(Data about app and page elements)

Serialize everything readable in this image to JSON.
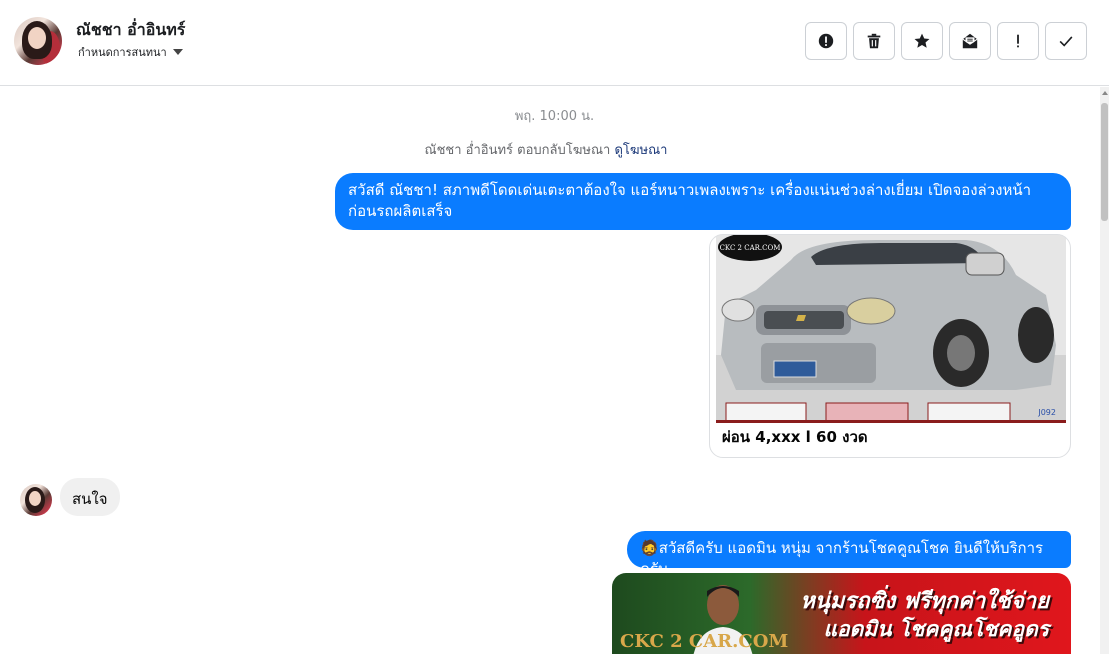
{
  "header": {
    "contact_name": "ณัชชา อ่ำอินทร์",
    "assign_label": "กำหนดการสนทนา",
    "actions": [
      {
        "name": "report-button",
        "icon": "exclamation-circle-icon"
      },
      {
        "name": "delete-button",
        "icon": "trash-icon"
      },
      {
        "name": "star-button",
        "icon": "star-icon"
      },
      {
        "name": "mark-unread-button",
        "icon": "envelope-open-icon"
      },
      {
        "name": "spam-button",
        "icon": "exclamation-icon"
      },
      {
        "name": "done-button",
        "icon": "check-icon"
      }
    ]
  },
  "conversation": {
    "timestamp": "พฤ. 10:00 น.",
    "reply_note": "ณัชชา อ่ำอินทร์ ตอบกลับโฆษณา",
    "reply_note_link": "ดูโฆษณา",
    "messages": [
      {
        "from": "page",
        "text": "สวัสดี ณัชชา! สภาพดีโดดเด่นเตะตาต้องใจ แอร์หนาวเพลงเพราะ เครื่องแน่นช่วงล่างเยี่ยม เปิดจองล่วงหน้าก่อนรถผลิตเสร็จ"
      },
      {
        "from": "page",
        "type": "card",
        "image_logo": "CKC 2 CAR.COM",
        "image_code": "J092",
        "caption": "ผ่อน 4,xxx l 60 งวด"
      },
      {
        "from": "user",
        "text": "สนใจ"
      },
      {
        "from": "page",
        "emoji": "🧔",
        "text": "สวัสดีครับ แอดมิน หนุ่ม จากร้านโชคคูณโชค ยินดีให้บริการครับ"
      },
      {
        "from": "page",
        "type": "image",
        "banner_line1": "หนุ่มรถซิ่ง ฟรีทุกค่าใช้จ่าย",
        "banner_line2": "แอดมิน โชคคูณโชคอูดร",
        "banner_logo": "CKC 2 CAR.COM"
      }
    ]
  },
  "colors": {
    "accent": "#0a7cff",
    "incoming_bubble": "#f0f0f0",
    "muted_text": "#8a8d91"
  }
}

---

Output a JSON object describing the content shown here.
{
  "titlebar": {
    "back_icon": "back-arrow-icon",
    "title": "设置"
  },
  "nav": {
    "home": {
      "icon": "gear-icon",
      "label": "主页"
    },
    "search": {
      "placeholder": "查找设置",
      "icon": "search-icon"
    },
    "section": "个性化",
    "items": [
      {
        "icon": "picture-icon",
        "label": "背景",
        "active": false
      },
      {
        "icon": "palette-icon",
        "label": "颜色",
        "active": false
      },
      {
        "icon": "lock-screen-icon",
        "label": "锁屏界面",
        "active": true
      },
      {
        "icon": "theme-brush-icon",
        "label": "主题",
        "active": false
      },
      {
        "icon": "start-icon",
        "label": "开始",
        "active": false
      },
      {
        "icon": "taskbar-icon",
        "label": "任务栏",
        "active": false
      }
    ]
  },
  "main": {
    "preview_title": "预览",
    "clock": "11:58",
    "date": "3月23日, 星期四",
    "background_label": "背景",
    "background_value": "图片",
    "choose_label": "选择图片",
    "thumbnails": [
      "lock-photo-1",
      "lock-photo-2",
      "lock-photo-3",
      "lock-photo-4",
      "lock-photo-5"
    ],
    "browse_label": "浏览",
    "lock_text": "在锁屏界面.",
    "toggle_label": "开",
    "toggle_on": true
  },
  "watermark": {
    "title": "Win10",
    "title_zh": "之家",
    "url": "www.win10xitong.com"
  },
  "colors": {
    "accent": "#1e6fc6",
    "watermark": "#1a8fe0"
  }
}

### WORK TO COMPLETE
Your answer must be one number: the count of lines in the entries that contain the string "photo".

### RESPONSE TO THIS EXERCISE
5